November 22, 2013


WASHINGTON – U.S. Senator Mike Crapo (R-Idaho), Ranking Member of the Senate Banking, Housing and Urban Affairs Committee, today delivered the following remarks during a Banking Committee hearing held to examine the best plan for a smooth transition into a new housing finance reform system:
"Thank you, Mr. Chairman.
"The issue of how we transition into a future system is one of the most important topics we will cover in this series of housing finance reform hearings.  Numerous challenges will face our regulators and market participants as we move toward a new housing finance system.  These challenges are real and must be addressed, but they must be weighed in the context of the consequences of the status quo.
"The status quo means government control of nearly all of our nation’s mortgage-backed securities market, stifling financial innovation.  The status quo means little, if any, reduction in the $5 trillion of outstanding mortgage debt to which the taxpayer is currently exposed.  The status quo means continued legal and market uncertainty creating costs that we may be realizing for decades to come.
"These realities prove that inaction carries its own dangers to our housing market, as does action that merely gives the appearance of change without recognizing the mistakes of our past.  With that in mind, I look forward to hearing from our witnesses regarding issues we need to consider and recommendations they have to most effectively transition to a reformed system.

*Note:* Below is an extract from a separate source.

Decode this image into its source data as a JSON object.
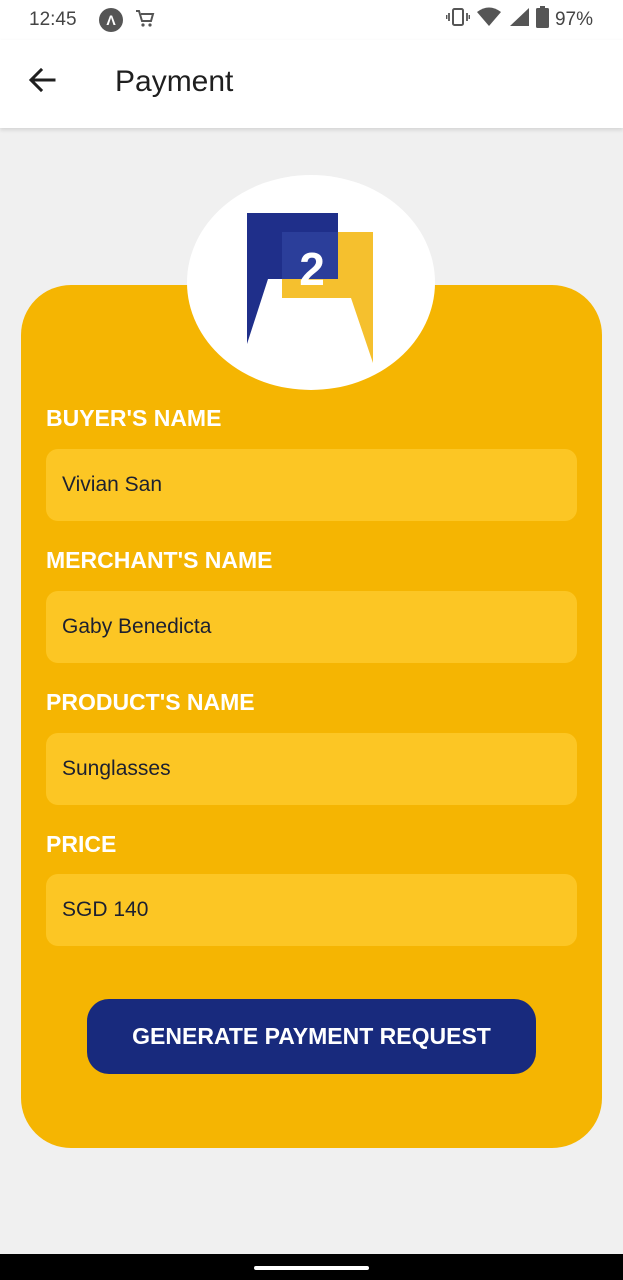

"During yesterday’s hearing, we heard recommendations on how to best equip a future regulator to meet the transitional issues it might face in preparing to assume its responsibilities.  I expect that today’s hearing will give us the opportunity to pair the lessons learned yesterday with today’s relevant information, particularly as it pertains to how to handle the assets of Fannie Mae and Freddie Mac.
"As we proceed with this discussion, there are many questions that must be considered, such as:
1)    While Fannie and Freddie are unique institutions, what do past experiences suggest are processes to maximize the return on investment for the taxpayer, while also minimizing the disruption in our markets?
2)    How do we allow adequate time to achieve and measure the appropriate benchmarks of the transition, while still ensuring accountability in the process? 
3)    What is the best way of dealing with the legacy obligations of Fannie and Freddie to ensure adequate protection for both taxpayers and the investors?
While these questions do not represent an exhaustive list, they do provide insight into the complex issues that we must address.
"S. 1217 seeks to address the questions we will face through a five-year phase-in for the future regulator—the Federal Mortgage Insurance Corporation, or FMIC.  This phase-in would coincide with the beginning of a wind-down of Fannie and Freddie supervised by the Federal Housing Finance Administration or FHFA.
"Once the five-year phase-in is complete and FMIC becomes operational, Fannie and Freddie’s charters would be revoked and they would cease writing new business.  However, the wind-down of the companies would continue and during that time the obligations of Fannie and Freddie would be explicitly guaranteed by the federal government, offset by a continued revenue stream from the companies.  Additionally, so long as FMIC did not believe any actions interfered with its duties, FHFA would be free to sell or transfer the assets and business lines of Fannie and Freddie to aid in their resolution.
"One suggested use for some infrastructure of these companies is to aid in the establishment of the small bank mutual company prescribed in S. 1217.  Another destination for this infrastructure is likely within the Common Securitization Platform envisioned in the bill. 
"There has been much discussion of these concepts and others proposals for how Fannie and Freddie’s assets might be best utilized in a future housing finance system.  This discussion is productive and we must consider all perspectives so that we reach on optimal solution for consumers and taxpayers.  However, the consequences of inaction far outweigh the value of comprehensive reform. The status quo is not an option.
"We now have momentum in both houses of Congress and within the White House towards achieving real reforms.  We must build upon this momentum.  I welcome the views of all who seek to aid in this effort and look forward to the testimony we will hear today.
"Thank you, Mr. Chairman."